WICHITA FALLS, Texas (KAUZ) – About three months ago, The Wichita County Health Department experienced major flooding which impacted many parts of the building.

At the Wichita Falls City Council meeting on March 21, the council approved a new chiller for storing their vaccines.

The health department’s old chiller unit was damaged beyond repair by the flooding. The approved bid was over $300,000 to bring in a temporary replacement.

“It was underwater for several hours, and all the vendors we talked about suggested replacing it, and the lead time for chillers is three to six months right now, and logistically to keep the environment cool, until we get the new chiller in us. to go with the temporary chiller,” WF Assistant City Manager Blake Jurecek said, “Outside of just the comfort of the employees, it’s crucial that we keep the building a certain temperature to keep our vaccines cool. Any blood samples that are taken have to be kept at a certain temperature, so if the environment gets too warm we can’t keep them cool and we have to move them, and there’s a significant investment in the vaccines.”

The health district currently has over half a million dollars in vaccines stored in their building, should temperatures rise and ruin the stockpile, it would be a huge loss for the city of Wichita Falls.

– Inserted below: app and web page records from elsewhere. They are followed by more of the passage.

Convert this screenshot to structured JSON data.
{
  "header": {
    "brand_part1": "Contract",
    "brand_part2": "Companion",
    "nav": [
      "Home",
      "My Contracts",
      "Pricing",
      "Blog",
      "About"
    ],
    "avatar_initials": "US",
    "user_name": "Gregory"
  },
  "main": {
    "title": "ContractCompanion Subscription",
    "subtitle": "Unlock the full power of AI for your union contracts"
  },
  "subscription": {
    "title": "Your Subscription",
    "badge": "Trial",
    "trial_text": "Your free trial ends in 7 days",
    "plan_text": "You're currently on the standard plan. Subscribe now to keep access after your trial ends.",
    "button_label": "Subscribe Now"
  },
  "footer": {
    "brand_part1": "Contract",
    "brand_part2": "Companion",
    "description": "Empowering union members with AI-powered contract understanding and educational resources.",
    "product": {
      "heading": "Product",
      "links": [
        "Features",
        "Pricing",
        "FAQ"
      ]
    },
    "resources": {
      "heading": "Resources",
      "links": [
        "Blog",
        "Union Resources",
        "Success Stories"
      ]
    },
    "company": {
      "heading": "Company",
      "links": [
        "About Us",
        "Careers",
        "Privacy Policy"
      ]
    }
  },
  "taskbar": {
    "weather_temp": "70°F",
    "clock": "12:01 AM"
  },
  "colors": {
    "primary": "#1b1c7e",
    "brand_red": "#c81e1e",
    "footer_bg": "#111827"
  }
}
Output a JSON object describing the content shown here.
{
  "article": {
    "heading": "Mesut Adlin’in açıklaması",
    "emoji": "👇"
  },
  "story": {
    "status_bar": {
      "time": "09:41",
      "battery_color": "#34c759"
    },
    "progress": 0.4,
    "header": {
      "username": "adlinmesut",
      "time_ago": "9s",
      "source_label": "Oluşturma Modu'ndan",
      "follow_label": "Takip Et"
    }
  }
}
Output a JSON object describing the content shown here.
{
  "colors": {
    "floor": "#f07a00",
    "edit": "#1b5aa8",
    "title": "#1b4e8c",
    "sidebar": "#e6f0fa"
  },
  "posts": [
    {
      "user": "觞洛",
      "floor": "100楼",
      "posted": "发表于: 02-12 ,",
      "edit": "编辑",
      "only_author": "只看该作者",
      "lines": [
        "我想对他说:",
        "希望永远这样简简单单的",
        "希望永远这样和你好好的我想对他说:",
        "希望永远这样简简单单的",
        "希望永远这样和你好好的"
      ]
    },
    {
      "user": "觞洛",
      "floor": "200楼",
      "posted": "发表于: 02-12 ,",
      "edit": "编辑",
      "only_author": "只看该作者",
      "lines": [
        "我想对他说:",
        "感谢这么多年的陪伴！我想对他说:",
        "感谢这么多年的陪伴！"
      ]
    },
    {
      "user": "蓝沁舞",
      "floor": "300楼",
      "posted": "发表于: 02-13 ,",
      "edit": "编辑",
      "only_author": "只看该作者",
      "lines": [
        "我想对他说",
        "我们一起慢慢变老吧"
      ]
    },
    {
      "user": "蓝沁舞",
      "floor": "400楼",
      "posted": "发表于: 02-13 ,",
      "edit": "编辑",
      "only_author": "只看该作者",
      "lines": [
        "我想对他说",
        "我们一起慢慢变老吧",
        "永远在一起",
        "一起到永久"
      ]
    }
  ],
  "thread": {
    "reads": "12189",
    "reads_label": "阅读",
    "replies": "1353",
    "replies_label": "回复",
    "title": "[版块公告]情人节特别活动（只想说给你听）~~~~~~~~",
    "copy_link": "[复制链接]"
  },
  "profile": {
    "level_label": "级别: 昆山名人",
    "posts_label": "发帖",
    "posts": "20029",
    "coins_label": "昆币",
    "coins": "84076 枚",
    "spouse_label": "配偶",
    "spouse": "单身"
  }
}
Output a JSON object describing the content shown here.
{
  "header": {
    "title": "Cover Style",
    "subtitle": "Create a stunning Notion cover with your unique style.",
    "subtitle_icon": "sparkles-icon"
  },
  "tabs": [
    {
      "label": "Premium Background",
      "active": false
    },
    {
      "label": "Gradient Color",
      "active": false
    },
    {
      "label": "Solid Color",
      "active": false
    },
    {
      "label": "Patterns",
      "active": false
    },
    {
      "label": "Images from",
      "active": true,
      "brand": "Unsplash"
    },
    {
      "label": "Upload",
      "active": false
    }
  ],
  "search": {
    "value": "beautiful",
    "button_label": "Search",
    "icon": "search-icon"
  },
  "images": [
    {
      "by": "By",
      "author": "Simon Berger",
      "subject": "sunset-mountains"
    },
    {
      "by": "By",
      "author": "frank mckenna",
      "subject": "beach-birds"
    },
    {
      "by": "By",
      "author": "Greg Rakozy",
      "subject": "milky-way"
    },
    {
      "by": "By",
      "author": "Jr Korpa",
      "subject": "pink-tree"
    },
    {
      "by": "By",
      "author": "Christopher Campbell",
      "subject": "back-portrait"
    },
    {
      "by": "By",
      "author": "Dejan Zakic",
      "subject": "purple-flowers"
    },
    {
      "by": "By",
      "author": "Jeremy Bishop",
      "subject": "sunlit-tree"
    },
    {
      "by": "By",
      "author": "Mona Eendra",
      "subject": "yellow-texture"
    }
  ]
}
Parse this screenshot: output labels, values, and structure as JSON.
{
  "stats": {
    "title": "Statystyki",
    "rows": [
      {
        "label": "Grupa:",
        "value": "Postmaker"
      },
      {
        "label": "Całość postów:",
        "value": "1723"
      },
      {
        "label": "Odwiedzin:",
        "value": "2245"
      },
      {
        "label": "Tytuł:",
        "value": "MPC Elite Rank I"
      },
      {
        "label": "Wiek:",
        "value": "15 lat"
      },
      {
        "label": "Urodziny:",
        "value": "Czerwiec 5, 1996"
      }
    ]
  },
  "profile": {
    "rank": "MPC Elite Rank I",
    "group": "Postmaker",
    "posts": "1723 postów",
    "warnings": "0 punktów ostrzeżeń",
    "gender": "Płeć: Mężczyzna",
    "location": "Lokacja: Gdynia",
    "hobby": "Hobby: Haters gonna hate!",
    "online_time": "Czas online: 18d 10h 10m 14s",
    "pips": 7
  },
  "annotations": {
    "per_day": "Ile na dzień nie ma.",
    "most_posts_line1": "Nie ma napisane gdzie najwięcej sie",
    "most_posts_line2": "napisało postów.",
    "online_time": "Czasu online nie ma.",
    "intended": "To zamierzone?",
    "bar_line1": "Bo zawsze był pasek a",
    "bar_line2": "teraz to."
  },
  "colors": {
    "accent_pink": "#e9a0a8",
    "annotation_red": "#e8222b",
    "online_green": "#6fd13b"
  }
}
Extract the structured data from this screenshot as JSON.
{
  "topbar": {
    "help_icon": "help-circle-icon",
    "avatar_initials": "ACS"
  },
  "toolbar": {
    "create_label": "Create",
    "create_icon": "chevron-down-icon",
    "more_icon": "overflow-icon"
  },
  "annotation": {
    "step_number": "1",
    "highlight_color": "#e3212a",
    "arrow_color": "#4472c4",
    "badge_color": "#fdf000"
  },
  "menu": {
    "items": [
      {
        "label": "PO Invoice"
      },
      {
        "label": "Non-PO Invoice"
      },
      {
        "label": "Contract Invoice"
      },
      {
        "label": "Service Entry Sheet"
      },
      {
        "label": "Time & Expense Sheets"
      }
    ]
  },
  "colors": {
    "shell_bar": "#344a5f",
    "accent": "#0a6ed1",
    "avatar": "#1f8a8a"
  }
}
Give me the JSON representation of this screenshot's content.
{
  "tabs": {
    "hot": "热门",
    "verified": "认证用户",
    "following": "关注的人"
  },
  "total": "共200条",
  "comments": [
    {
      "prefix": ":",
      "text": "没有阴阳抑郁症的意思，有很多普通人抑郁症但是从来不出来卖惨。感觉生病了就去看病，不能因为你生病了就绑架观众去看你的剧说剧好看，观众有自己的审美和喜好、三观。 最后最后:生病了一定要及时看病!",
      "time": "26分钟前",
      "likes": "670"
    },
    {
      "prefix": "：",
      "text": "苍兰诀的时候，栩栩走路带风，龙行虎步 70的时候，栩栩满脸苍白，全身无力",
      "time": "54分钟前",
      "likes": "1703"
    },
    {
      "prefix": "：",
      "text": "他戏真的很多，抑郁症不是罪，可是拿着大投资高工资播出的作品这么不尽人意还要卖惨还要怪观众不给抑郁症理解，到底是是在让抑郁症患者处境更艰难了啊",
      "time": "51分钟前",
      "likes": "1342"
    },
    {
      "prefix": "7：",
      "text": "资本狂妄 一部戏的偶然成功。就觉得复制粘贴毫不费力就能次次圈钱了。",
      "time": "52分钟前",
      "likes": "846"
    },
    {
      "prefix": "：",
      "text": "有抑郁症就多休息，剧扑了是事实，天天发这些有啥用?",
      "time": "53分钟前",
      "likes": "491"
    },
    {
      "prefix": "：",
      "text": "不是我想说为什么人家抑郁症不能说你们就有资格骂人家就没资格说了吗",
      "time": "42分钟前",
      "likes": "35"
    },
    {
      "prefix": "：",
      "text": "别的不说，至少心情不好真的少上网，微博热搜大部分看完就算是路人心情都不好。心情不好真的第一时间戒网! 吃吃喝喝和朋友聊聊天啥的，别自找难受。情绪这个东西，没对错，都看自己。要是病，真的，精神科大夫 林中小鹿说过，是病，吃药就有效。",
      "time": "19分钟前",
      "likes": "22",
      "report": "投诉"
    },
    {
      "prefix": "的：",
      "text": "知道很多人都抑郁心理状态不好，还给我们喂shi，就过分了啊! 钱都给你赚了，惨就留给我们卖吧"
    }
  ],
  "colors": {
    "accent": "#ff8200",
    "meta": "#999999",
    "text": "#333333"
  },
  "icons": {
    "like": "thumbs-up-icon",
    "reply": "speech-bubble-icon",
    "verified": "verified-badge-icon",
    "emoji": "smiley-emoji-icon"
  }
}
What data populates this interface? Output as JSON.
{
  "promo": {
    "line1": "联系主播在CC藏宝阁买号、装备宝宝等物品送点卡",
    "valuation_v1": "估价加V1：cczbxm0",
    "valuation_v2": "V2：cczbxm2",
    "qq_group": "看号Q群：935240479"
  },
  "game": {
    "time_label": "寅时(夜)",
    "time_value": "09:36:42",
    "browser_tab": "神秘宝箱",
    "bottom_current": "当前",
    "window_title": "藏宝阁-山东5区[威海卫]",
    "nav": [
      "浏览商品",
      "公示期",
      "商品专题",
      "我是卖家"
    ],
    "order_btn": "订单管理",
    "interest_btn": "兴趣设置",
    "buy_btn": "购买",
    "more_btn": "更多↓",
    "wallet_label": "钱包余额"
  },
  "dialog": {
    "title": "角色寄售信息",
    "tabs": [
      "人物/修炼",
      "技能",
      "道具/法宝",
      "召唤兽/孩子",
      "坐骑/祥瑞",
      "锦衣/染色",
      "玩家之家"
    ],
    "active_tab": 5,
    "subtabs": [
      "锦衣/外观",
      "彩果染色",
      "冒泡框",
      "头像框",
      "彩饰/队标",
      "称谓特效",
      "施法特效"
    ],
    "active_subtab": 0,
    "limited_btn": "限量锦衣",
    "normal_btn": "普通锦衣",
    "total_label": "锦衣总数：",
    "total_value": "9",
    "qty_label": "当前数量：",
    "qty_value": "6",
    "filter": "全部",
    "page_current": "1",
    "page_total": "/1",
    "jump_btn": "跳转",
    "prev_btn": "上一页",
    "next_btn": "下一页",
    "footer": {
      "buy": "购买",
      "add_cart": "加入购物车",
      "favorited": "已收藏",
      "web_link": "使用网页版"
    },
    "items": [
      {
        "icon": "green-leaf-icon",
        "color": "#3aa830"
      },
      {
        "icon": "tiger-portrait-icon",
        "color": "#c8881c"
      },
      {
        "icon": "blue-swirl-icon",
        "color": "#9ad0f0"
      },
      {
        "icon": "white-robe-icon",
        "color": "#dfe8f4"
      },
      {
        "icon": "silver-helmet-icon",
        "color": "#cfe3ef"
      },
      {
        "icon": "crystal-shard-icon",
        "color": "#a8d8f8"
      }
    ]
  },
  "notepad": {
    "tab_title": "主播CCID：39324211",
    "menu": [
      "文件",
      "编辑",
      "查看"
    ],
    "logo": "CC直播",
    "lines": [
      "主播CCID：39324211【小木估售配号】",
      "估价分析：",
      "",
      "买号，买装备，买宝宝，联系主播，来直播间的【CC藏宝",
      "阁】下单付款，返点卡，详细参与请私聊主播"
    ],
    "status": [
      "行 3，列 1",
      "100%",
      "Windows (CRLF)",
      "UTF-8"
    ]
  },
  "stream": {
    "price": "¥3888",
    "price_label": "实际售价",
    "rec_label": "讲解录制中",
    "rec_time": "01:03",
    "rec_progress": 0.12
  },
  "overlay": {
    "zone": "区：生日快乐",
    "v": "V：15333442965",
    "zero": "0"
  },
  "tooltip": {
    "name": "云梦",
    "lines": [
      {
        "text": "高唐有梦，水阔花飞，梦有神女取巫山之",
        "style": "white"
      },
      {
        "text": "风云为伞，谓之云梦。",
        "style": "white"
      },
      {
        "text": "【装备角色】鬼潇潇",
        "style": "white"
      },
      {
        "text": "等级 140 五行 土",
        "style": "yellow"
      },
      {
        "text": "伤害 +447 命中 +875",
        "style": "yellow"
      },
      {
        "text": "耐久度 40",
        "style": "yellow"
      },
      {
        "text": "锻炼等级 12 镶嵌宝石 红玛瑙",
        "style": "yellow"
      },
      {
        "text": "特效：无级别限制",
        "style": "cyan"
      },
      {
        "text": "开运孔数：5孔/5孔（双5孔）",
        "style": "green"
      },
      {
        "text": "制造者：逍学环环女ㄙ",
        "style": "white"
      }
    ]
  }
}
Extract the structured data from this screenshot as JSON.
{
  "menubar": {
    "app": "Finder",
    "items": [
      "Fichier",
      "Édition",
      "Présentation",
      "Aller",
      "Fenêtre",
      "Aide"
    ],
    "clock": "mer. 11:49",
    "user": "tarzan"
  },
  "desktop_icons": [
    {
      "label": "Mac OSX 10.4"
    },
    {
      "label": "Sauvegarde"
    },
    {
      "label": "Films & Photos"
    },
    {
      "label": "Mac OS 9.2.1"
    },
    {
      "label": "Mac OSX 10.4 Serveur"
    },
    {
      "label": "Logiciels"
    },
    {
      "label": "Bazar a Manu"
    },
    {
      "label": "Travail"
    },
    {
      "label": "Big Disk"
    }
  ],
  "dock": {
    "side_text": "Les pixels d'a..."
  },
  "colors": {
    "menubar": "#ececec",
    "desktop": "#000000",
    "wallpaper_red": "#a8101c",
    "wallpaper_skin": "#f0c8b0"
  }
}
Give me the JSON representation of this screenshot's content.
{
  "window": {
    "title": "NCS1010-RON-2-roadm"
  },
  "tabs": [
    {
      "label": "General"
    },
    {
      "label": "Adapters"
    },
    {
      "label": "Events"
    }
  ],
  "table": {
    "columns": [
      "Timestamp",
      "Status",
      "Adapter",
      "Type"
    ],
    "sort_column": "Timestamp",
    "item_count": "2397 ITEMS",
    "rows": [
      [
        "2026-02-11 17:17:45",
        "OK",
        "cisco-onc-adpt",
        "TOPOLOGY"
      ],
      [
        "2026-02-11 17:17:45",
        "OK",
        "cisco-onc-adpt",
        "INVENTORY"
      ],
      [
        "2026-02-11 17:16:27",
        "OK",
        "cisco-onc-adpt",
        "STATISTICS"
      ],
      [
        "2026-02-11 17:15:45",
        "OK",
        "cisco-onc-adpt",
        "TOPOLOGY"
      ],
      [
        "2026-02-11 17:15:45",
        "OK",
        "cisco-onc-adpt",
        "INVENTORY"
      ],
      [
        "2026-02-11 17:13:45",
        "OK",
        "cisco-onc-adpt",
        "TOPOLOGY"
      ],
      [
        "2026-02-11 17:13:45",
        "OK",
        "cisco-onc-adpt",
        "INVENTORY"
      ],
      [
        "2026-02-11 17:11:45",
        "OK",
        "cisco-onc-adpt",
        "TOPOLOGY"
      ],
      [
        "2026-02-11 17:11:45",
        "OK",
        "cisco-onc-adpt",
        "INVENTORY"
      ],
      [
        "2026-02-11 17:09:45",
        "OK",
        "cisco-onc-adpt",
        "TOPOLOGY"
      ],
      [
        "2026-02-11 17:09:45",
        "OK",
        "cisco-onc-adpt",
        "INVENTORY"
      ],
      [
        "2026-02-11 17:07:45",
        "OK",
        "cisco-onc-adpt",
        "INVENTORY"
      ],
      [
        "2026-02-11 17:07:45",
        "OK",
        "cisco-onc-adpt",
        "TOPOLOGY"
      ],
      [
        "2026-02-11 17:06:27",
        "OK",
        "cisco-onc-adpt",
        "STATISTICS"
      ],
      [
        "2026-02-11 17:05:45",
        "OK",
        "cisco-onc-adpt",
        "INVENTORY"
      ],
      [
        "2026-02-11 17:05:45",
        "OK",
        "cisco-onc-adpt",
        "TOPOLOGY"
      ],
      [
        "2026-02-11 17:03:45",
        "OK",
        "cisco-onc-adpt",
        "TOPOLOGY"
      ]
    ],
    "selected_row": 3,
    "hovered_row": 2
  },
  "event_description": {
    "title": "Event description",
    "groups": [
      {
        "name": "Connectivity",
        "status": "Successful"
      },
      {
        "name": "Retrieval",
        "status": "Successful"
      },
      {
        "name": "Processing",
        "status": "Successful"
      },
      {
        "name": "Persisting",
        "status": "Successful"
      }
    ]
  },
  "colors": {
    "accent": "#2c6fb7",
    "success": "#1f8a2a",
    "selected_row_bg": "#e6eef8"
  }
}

“The chiller was going to take three to five months, I believe, to be received, and three to five months put us in the summertime, and that would have been very challenging and a challenge unto itself, and so with a temporary option , it just gives us cooler air to get us through the summer months so that we can remain functional,” WF Interim Director of Health, Amy Fagan said.

In the past months, many people have come together to get the health district up and running. Employees are looking forward to getting their workspace back to normal.

“There’s so many people who put in effort to make sure we got back into our space as quickly as we could, this is just one example. There are things where we said electricity could have taken 250 working days and we’re back functional in 61 days. So I’m thankful, it’s been a really long 81 days but it could have been so much longer,” Fagan said.

The cost for this temporary chiller will come out of the city’s emergency funds, but officials hope to reimburse some of that cost through insurance.